Recently I was in the city of Lucca, in Italy. This is a small ancient walled city, with its beginnings dating back a thousand years. The central historic district is composed of piazzas and walking paths, scant cars. The evening sport is walking the promenade of the city’s encircling wall. While the setting was remarkable, I was drawn to what I am used to—dogs. And I was taken back by the differences in dog culture between this area of Italy and our fair city.
The first difference noted is that dogs seem to be welcomed almost everywhere. Restaurant? Not a problem. On the train? Sure, so long as they have a ticket if not in a bag. Clothing store? Absolutely. The single area where dogs were notably absent was the supermarket. There was no sign outside prohibiting dogs, but people had an understanding that this one area was off-limits to canine companions. And there was a line of people sitting with a canine while their companion obtained the essentials inside.
I was not alone in this visit, I was visiting my mother and her little dog, too. The dog, given a new name for her Italian adventure (Nutella), helped give more perspectives on the differences in dog culture. We have quickly learned that the dog itself was not going to be an impediment to activities. Contrary to what is experienced in many establishments here, the dog was welcomed everywhere. This furry creature made for easy introductions for my mother.
Of note was the interactions that dogs had with each other. While we stress spay and neuter in the United States (and we should continue this), many dogs in Italy are intact. I was anticipating an increase in aggressiveness verses what is normally observed on our District streets. Dogs at outside restaurants in the US tend to jump up and defend their territory or bark at passersby.
Most interestingly the dogs in restaurants in Lucca generally could care less about who was sauntering down the sidewalk. There was no jumping up and leash pulling or aggressive barking. This was almost universal. When the dogs were out for a walk in the city, the frequently ignored each other or politely did the traditional butt-sniffing and then moved on. It did not matter if we were observing a miniature poodle or a Bernese Mountain dog. I was amazed.
The question arises then as to why the difference in behavior? Many dog parents here train their dogs intensely and work to socialize them. It comes down to not the dogs, but us. We want our dogs to interact. And whereas this is essential for socialization, we tend to force our version of it upon them. In European dog culture, it is ok for dogs to not meet and it is not socially taboo to cross the street when another dog is approaching. This is the same with people and dogs: allow the dog to seek attention from people, not the opposite.
Italian dog culture gave me the impression that dogs were more in control of their own actions than we allow. If they wanted to interact, they did, if not, they were flat on the floor under a table. And by allowing dogs to go most places, dogs were habituated to city streets and noises, differing situations, crowds, trains, restaurants, and stores. We tend to walk dogs a few times per day, maybe take them to the dog park, but in Lucca, the dogs frequently went everywhere.

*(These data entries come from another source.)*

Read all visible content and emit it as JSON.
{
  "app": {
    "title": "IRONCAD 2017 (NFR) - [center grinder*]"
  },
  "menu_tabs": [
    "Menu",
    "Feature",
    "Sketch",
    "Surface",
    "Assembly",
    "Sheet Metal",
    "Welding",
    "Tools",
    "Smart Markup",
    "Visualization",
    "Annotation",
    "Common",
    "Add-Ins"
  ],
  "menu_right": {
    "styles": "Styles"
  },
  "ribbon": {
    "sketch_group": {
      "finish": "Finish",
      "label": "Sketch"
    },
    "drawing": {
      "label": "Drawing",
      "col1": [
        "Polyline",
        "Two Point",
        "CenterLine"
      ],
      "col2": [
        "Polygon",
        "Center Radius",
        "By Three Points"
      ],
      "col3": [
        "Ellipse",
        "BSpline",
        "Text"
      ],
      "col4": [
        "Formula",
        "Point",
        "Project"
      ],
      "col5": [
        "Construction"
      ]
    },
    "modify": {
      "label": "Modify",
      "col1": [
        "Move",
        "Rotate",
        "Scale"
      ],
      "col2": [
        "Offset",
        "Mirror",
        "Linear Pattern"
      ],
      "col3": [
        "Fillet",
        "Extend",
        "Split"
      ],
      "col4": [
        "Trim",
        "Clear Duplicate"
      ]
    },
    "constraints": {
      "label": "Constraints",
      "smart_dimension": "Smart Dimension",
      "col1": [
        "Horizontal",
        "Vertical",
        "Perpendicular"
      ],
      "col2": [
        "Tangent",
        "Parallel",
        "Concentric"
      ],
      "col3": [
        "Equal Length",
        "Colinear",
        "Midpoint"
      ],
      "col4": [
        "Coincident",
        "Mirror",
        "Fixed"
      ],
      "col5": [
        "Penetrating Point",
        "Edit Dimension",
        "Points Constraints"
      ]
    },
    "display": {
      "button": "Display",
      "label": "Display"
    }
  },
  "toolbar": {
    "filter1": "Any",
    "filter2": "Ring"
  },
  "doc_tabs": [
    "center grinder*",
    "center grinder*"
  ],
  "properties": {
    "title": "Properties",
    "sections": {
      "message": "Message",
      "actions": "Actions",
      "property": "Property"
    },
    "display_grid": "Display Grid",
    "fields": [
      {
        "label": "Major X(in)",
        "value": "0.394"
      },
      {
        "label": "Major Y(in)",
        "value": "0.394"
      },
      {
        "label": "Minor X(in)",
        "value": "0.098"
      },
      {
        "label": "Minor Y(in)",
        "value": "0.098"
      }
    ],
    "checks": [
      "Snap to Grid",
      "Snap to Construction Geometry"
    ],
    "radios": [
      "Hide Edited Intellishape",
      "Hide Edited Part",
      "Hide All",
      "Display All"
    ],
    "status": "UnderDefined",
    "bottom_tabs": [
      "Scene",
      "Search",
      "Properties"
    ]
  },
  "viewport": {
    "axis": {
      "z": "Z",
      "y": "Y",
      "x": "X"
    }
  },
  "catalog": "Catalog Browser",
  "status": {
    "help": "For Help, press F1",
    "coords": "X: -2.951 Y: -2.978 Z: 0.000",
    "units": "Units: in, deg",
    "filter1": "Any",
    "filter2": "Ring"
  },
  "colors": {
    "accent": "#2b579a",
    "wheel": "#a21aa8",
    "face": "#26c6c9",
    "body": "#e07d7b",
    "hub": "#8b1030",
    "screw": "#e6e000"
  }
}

There are lessons from the dogs of Lucca, which can help our dogs be more comfortable in DC. First, remember that socialization needs to be on their terms. Second, the more the dog is involved with daily life, the more comfortable and less stressed they become. We need to adjust how we relate to dogs in public and welcome them, but allow dogs to be dogs.
Dan Teich, DVM is Medical Director at District Veterinary Hospital Eastern Market.